**ABOUT THIS EXERCISE**
With the pictures excluded, repeat every entry exactly.
### INFORMATION SHOWN ###
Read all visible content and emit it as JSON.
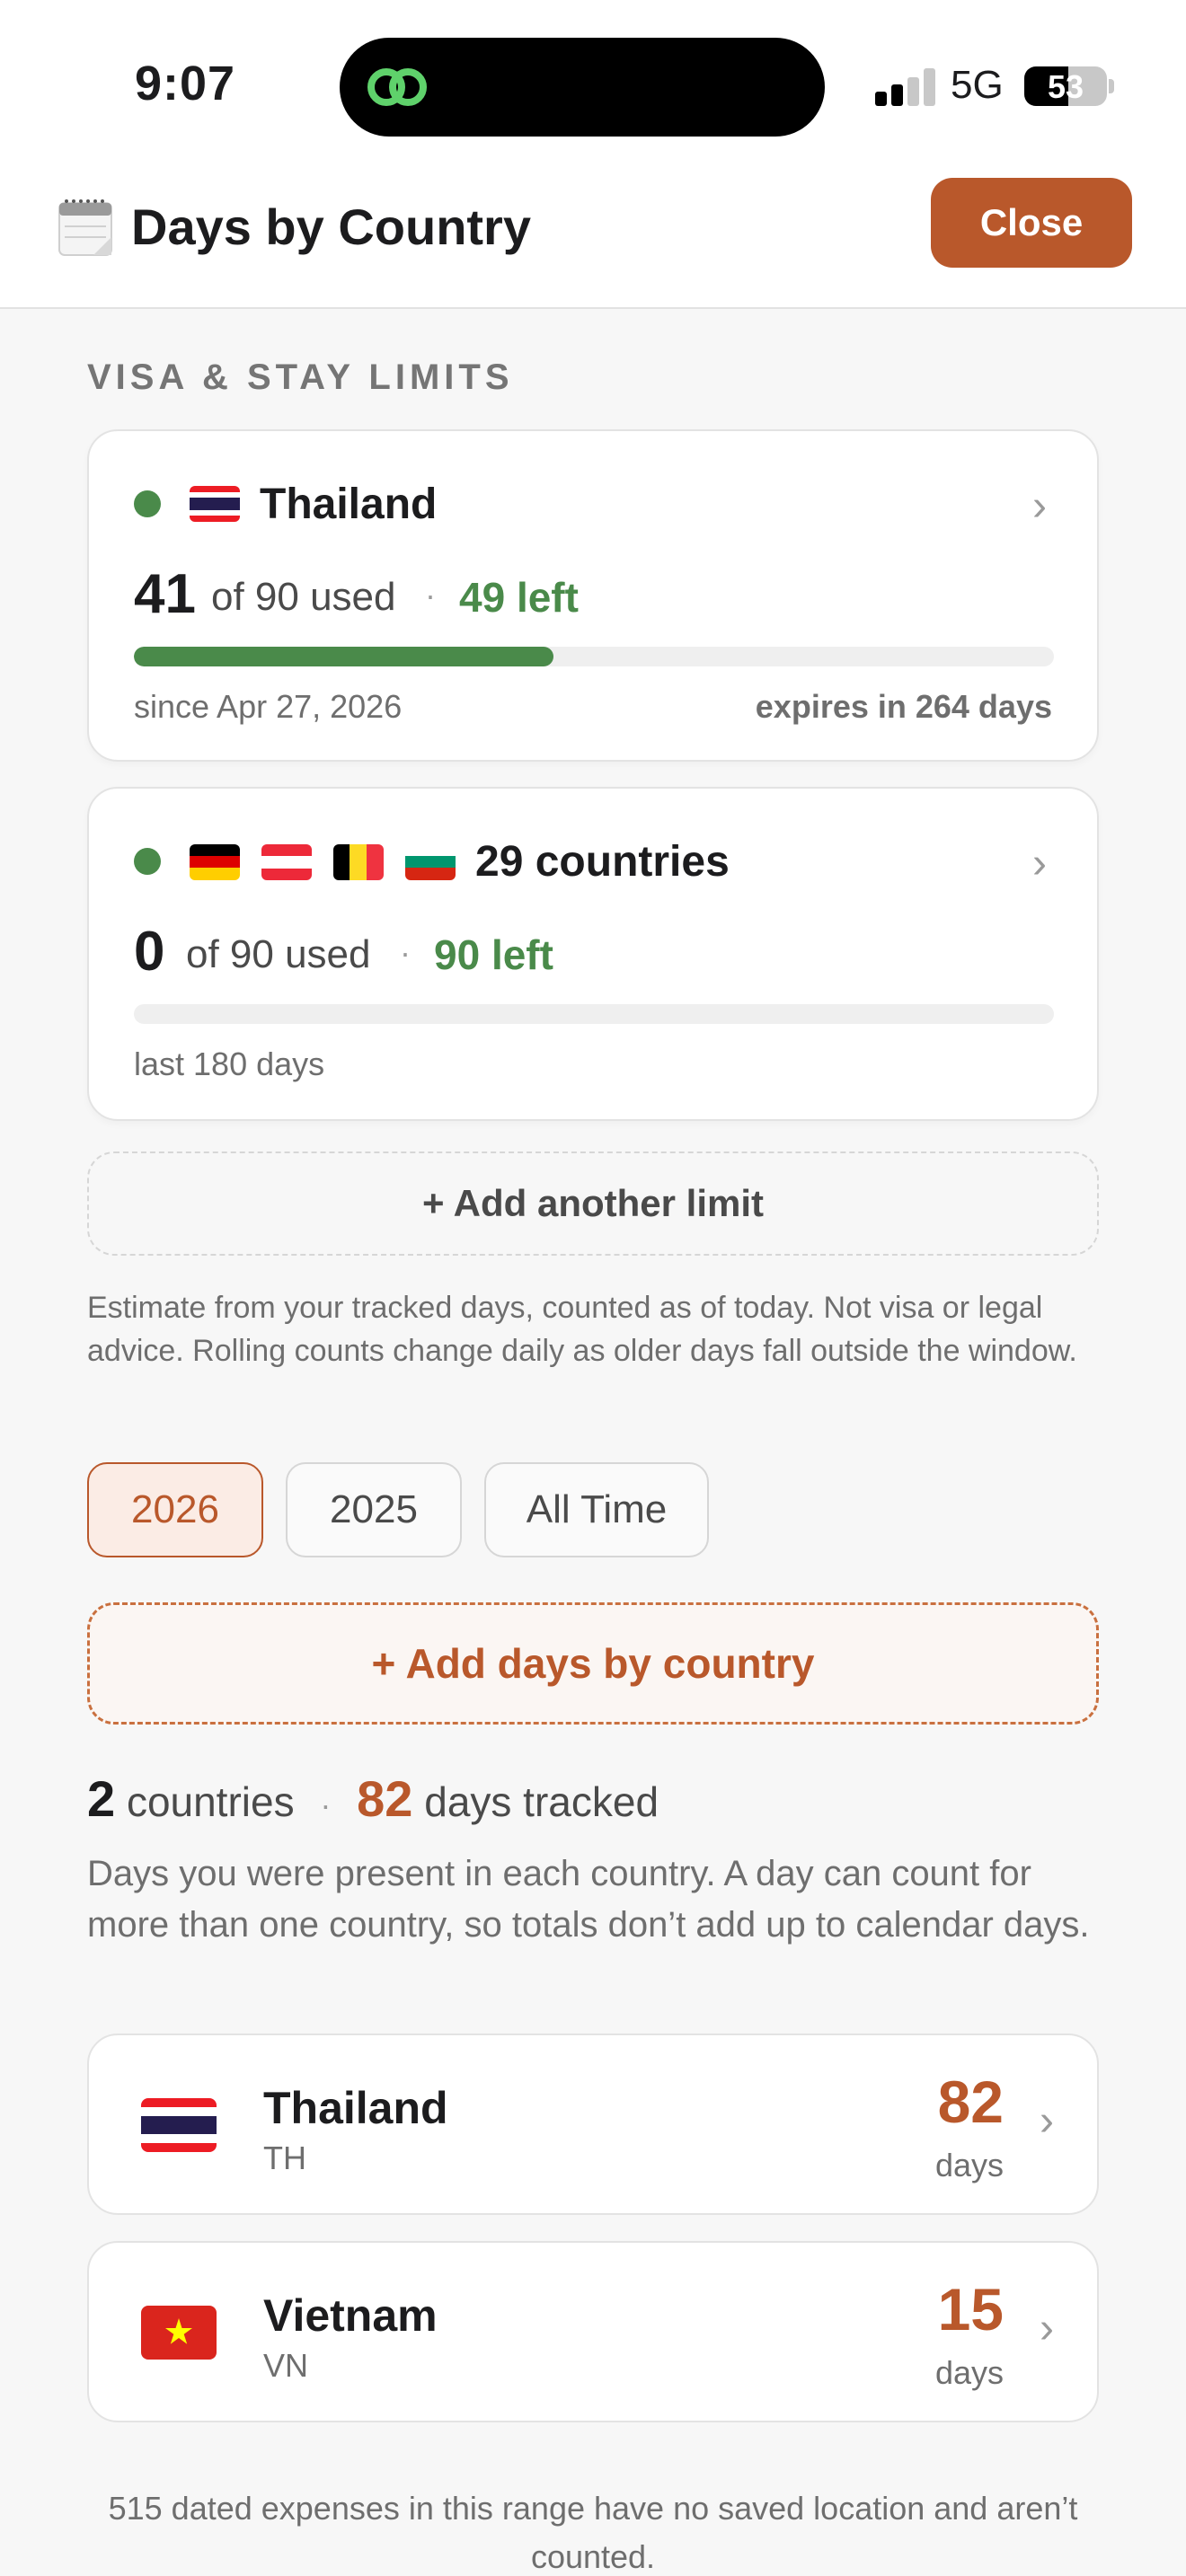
{
  "status_bar": {
    "time": "9:07",
    "network": "5G",
    "battery": "53",
    "battery_level": 0.53
  },
  "header": {
    "icon": "calendar-icon",
    "title": "Days by Country",
    "close_label": "Close"
  },
  "limits_section": {
    "label": "VISA & STAY LIMITS",
    "cards": [
      {
        "flags": [
          "thailand-flag"
        ],
        "title": "Thailand",
        "used": "41",
        "used_text": "of 90 used",
        "left_text": "49 left",
        "used_fraction": 0.456,
        "since_text": "since Apr 27, 2026",
        "expires_text": "expires in 264 days"
      },
      {
        "flags": [
          "germany-flag",
          "austria-flag",
          "belgium-flag",
          "bulgaria-flag"
        ],
        "title": "29 countries",
        "used": "0",
        "used_text": "of 90 used",
        "left_text": "90 left",
        "used_fraction": 0,
        "window_text": "last 180 days"
      }
    ],
    "add_limit_label": "+ Add another limit",
    "disclaimer": "Estimate from your tracked days, counted as of today. Not visa or legal advice. Rolling counts change daily as older days fall outside the window."
  },
  "range_tabs": [
    {
      "label": "2026",
      "active": true
    },
    {
      "label": "2025",
      "active": false
    },
    {
      "label": "All Time",
      "active": false
    }
  ],
  "add_days_label": "+ Add days by country",
  "summary": {
    "countries_count": "2",
    "countries_label": "countries",
    "days_count": "82",
    "days_label": "days tracked",
    "explanation": "Days you were present in each country. A day can count for more than one country, so totals don’t add up to calendar days."
  },
  "countries": [
    {
      "name": "Thailand",
      "code": "TH",
      "days": "82",
      "days_label": "days",
      "flag": "thailand-flag"
    },
    {
      "name": "Vietnam",
      "code": "VN",
      "days": "15",
      "days_label": "days",
      "flag": "vietnam-flag"
    }
  ],
  "footer_note": "515 dated expenses in this range have no saved location and aren’t counted.",
  "colors": {
    "accent": "#b9582b",
    "success": "#4a8a4a",
    "background": "#f7f7f7"
  }
}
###
**RESULT OF THE EXERCISE**
Read all visible content and emit it as JSON.
{
  "status_bar": {
    "time": "9:07",
    "network": "5G",
    "battery": "53",
    "battery_level": 0.53
  },
  "header": {
    "icon": "calendar-icon",
    "title": "Days by Country",
    "close_label": "Close"
  },
  "limits_section": {
    "label": "VISA & STAY LIMITS",
    "cards": [
      {
        "flags": [
          "thailand-flag"
        ],
        "title": "Thailand",
        "used": "41",
        "used_text": "of 90 used",
        "left_text": "49 left",
        "used_fraction": 0.456,
        "since_text": "since Apr 27, 2026",
        "expires_text": "expires in 264 days"
      },
      {
        "flags": [
          "germany-flag",
          "austria-flag",
          "belgium-flag",
          "bulgaria-flag"
        ],
        "title": "29 countries",
        "used": "0",
        "used_text": "of 90 used",
        "left_text": "90 left",
        "used_fraction": 0,
        "window_text": "last 180 days"
      }
    ],
    "add_limit_label": "+ Add another limit",
    "disclaimer": "Estimate from your tracked days, counted as of today. Not visa or legal advice. Rolling counts change daily as older days fall outside the window."
  },
  "range_tabs": [
    {
      "label": "2026",
      "active": true
    },
    {
      "label": "2025",
      "active": false
    },
    {
      "label": "All Time",
      "active": false
    }
  ],
  "add_days_label": "+ Add days by country",
  "summary": {
    "countries_count": "2",
    "countries_label": "countries",
    "days_count": "82",
    "days_label": "days tracked",
    "explanation": "Days you were present in each country. A day can count for more than one country, so totals don’t add up to calendar days."
  },
  "countries": [
    {
      "name": "Thailand",
      "code": "TH",
      "days": "82",
      "days_label": "days",
      "flag": "thailand-flag"
    },
    {
      "name": "Vietnam",
      "code": "VN",
      "days": "15",
      "days_label": "days",
      "flag": "vietnam-flag"
    }
  ],
  "footer_note": "515 dated expenses in this range have no saved location and aren’t counted.",
  "colors": {
    "accent": "#b9582b",
    "success": "#4a8a4a",
    "background": "#f7f7f7"
  }
}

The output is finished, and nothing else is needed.